“Don’t just stare at their gloves and don’t just stare at their head. Watch their chest,” I was told. Slight movements in the chest area could signal an opponent’s next move. Once I stepped back from just focusing on one area and paid attention to clues from all around, I was much better able to predict and react to my opponent.
With Mason Park, we initially did what we thought was best — focus on what users told us they thought about the product. What we learned though was that doesn’t paint a complete picture. What users were telling us and what users did was often contradictory. Watching users in action on Mason Park told us a lot about their true behavior, and even more telling was observing our users navigate other sites. If we focused on just what was in front of us or what we were told, we would’ve missed the true insights.
“If we focused on just what was in front of us, we would’ve missed the true insights”
A punch doesn’t come from the fists, it starts from the body. Watch the body.
If you aren’t punching you aren’t boxing. Have courage and punch.
When I first started sparring, I spent most of my energy trying to avoid getting hit. And when I did punch I ended up punching from such a distance that I had no chance of ever making contact. The fear of the situation caused me to burn energy and act without any courage that would lead to an effective punch.

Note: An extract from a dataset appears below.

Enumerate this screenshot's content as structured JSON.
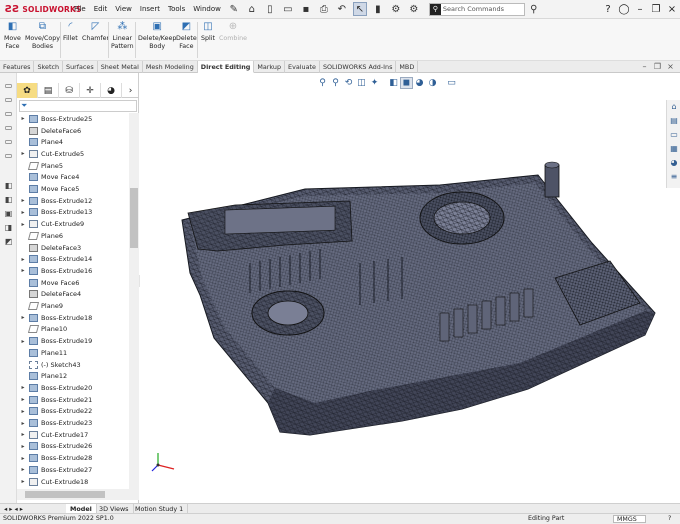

One time my sparring partner just dropped his hands, stopped moving, and waited.
I did nothing but bounce around.
I wasn’t actually boxing and I certainly wasn’t learning how to box. Once I realized that in order to actually learn and box, I not only had to have the courage to punch, but I also had to believe I could hit, and actually try to hit my opponent.
With Mason Park, everyday we’re faced with decisions and challenges that we’ve never faced before. We weren’t sure we were running adwords effectively or we weren’t sure we knew how to approach boutiques we wanted to partner with.
With so much doubt we initially just dabbled or worse — talked more about our strategy than actually executing our strategy. We learned we had not only have the courage to make the decision, but also to execute on our decision with confidence.
We’re never 100% sure on our decisions, but if we don’t make any decision and act, we’re certainly not going anywhere.
“Sometimes, we spent more time talking about the strategy than executing on the strategy”
After about a year of boxing, I wouldn’t say I enjoy getting punched anymore than I did before. It’s certainly still not a pleasant feeling. But with every punch I’ve taken, and thrown, I’ve learned a little more, gotten a little better, and had a little more fun.
Similarly, we’re still faced with challenges and unknowns with Mason Park. But with every decision we make, and execute on, we learn a little more, get a little better, and have a little more fun.
Let me know what you think. I wrote this essay to capture some of the learning from my experience with starting Mason Park and welcome any feedback, likes, or shares.
Go to www.timothykung.com for more and to keep up with updates.